Istvánné Gavallér was born and raised on the border. Kásád is a small town of a few hundred people, the southernmost point of Hungary. Today, Istvánné is the mayoress of Kásád, on a border that is both physical – just a stone’s throw from Croatia – and identitary, as she, like many others in the region, belongs to Hungary’s Croatian minority.
“Being born in Kásád means being born on the border, it tells the story of a border. At the time of the Treaty of Trianon, after the First World War, suddenly many families found themselves divided by a border. Until the opening of the Beremend Passage, in certain locations on the border, there were people who had to travel up to 50 kilometres to get from one side of the same town to the other. We know the border and the wars in the former Yugoslavia in the 1990s brought many refugees from Croatia and elsewhere to us,” says the mayoress of Kásád. “In Hungary they were welcomed with a spirit of brotherhood, many of them stayed in this region, there were also many mixed marriages with the city Torjánc, in Croatia.”
History, especially on the borders, sometimes returns, although in different forms. It returned to Hungary and the border in 2015, refugees from Syria and Afghanistan arriving along what is still called the Balkan Route. Istvánné is there, ready to lend a hand, as she has done in the past. Before becoming mayoress of Kásád, Istvánné was always committed with social issues, working with families and children in difficulty.
In particular, she worked with the town of Siklósnagyfalu, a municipality of about 400 inhabitants, on the border and a partner in the Snapshots From The Borders project. “I worked in the town and with the communities in the area. A lot of people came, they were helped, they were given food and drink, we took care of them, we helped with translations, in particular we took care of fragile people: children, elderly, disabled people,” says the mayoress of Kásád.
“There was certainly a difference compared to the 1990s, but not because of negative feelings. The refugees who arrived then were very close to the local community, in terms of traditions, culture, language, religion. People here were worried, but they were never hostile. In many cases they called the police when they saw groups arriving on foot, but only out of fear of the legal consequences if they did not. They were never hostile, even the local Ecumenical Church did its best, as we did for the social services, to help these people,’ Istvánné says. ‘After all, the people here know the culture of the border well, we ourselves have been a minority for many years.
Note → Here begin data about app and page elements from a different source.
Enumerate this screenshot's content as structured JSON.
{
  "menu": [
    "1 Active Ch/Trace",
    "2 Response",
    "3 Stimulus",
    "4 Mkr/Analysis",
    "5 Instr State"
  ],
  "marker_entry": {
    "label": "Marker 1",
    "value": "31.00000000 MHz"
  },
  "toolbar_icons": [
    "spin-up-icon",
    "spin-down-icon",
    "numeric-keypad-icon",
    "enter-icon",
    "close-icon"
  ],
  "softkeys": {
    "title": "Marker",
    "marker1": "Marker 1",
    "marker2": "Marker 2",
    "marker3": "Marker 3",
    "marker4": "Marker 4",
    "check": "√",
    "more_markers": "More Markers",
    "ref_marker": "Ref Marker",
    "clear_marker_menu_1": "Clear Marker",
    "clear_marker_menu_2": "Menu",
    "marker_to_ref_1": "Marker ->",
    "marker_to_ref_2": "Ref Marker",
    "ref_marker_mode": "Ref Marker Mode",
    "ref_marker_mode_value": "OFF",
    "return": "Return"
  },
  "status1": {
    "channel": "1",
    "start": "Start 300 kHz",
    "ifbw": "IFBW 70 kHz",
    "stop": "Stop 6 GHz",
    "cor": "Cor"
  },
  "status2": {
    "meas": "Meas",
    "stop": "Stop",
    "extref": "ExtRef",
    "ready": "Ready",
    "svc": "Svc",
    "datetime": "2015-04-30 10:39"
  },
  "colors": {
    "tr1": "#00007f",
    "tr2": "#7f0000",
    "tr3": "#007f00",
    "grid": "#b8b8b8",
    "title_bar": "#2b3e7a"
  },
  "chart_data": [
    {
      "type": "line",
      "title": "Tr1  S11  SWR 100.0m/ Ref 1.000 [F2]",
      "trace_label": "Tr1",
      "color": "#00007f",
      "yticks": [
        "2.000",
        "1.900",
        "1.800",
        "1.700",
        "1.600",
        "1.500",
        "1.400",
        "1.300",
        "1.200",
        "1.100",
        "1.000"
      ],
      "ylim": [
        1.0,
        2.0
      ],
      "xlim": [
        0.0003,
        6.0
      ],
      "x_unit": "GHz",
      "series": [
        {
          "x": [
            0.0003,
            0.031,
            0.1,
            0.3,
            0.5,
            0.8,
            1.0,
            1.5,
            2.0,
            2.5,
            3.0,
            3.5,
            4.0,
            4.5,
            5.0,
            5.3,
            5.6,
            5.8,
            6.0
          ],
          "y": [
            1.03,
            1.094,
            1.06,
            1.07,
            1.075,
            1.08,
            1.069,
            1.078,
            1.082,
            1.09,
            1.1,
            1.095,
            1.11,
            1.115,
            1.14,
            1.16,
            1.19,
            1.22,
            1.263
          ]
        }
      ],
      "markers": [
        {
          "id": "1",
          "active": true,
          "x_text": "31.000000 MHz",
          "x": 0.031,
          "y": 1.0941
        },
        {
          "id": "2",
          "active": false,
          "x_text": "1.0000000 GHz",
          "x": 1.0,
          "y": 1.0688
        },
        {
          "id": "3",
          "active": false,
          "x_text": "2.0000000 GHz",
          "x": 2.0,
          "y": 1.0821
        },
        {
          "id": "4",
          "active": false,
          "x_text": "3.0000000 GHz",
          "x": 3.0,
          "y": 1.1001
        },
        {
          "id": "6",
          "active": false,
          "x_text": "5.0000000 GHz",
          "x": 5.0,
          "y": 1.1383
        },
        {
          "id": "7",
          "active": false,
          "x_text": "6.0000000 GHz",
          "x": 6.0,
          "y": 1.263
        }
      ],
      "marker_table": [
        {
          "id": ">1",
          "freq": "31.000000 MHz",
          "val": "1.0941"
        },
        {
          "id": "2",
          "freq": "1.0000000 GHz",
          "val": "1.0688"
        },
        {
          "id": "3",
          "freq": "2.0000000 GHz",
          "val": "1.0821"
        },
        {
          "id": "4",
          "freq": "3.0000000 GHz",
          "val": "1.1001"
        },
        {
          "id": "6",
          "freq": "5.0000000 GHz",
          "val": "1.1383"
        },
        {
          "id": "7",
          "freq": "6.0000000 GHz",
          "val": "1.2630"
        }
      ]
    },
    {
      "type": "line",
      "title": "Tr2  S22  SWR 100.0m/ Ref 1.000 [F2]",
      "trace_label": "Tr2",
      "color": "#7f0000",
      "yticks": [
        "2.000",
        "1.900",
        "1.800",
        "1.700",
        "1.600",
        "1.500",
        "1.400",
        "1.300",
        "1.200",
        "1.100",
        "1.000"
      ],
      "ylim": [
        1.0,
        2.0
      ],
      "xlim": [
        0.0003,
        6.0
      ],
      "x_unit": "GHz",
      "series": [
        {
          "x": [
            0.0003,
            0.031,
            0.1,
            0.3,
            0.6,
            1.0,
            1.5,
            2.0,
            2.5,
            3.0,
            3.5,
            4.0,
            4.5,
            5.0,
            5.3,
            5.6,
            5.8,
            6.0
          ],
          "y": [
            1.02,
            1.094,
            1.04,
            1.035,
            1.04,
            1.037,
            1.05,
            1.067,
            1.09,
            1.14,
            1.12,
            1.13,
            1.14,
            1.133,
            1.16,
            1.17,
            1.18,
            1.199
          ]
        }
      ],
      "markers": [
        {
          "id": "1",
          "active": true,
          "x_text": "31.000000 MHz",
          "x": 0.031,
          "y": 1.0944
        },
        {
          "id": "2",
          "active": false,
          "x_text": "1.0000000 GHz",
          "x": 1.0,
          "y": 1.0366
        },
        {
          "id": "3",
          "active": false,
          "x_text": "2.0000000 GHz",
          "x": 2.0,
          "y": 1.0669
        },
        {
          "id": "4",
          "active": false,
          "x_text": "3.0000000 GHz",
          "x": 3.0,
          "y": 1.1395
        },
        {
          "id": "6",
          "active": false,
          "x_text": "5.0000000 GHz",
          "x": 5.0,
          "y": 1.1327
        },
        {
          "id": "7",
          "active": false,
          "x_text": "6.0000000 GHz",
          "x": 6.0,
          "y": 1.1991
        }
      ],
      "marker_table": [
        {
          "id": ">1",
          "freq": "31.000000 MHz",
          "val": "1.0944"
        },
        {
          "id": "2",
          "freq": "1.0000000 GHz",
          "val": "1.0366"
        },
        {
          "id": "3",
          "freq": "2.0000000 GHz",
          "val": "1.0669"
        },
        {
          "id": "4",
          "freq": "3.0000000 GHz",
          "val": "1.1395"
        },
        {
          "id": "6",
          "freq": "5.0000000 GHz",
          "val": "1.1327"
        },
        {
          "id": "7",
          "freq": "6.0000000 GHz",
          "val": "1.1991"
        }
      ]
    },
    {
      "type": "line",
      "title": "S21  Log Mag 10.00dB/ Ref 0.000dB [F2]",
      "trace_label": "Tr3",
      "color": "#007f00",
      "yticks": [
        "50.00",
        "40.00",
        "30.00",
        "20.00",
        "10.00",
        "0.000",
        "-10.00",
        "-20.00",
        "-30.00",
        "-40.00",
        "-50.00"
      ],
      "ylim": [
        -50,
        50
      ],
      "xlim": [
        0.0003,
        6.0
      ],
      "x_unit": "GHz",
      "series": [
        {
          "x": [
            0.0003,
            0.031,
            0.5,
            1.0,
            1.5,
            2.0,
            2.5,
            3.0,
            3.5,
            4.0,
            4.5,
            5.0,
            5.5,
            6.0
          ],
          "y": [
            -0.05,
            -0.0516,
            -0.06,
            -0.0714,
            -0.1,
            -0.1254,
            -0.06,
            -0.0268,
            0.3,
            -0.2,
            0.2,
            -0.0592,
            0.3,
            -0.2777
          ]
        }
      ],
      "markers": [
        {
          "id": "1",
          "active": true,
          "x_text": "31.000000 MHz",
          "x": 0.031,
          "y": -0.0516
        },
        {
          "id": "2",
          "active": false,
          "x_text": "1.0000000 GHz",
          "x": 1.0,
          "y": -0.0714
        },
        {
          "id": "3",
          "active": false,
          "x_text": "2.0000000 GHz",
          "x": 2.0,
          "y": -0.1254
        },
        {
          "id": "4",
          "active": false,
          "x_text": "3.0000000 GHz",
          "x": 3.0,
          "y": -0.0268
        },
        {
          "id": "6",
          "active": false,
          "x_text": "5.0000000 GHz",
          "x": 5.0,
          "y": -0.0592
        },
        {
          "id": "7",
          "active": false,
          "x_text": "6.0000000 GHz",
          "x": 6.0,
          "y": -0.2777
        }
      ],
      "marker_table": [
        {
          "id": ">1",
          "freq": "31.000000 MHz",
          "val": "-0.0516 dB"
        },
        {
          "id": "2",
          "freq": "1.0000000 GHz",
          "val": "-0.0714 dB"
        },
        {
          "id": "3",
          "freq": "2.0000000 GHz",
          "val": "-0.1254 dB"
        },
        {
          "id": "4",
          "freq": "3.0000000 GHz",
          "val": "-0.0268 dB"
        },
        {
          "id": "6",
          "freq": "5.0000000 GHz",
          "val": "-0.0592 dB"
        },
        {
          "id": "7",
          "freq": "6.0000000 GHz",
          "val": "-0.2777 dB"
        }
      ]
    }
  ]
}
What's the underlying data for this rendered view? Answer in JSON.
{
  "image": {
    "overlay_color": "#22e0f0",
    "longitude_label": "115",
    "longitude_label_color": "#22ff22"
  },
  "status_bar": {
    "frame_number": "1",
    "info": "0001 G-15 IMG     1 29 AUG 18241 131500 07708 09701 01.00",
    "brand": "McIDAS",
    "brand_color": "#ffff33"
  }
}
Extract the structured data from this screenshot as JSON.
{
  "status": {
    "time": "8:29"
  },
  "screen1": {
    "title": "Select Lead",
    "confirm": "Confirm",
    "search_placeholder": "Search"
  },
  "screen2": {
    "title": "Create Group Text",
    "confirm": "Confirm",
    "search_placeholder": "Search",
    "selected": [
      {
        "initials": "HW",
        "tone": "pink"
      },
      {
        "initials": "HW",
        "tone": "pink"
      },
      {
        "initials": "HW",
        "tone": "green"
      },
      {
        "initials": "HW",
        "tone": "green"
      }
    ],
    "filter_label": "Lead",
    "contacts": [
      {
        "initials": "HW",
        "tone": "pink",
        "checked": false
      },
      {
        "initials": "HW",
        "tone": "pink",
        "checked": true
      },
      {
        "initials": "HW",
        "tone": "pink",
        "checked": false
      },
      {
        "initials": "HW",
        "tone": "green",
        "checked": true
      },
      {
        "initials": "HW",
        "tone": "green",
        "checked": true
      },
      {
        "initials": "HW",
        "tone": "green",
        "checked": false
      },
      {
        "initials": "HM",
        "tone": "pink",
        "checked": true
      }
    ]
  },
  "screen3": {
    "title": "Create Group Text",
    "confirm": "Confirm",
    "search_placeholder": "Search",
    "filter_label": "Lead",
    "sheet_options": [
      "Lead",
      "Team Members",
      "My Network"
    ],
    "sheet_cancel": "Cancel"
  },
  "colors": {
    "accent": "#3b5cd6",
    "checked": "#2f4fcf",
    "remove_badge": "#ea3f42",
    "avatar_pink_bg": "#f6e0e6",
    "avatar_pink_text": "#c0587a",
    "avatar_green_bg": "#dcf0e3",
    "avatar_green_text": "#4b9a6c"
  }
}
I feel Hungarian, but also Croatian, we share with the border towns a deep human and cultural relationship, daily, we know the border”.
Families were helped as much as they could and then transported to Beremend by bus or to Magyarboly, where there is a train station, to go to Budapest. “Now there is no direct contact. We realise that someone has arrived only when we see staff from the centres or policemen, but we don’t see anyone anymore – says Istvánné – maybe in other parts of Hungary it is different, but here we are basically a border community and we have always been welcoming to everyone, even if the topic is not easy, because it always arouses a lot of controversy”.
Despite the controversy, however, Istvánné remains the child of a border culture. “For us, being born here was a privilege: growing up between two cultures, speaking two languages, on a trade and tourism route, for us it was a fortune and the relationship we have with our neighbours across the border is a great cultural and human heritage.”
by Christian Elia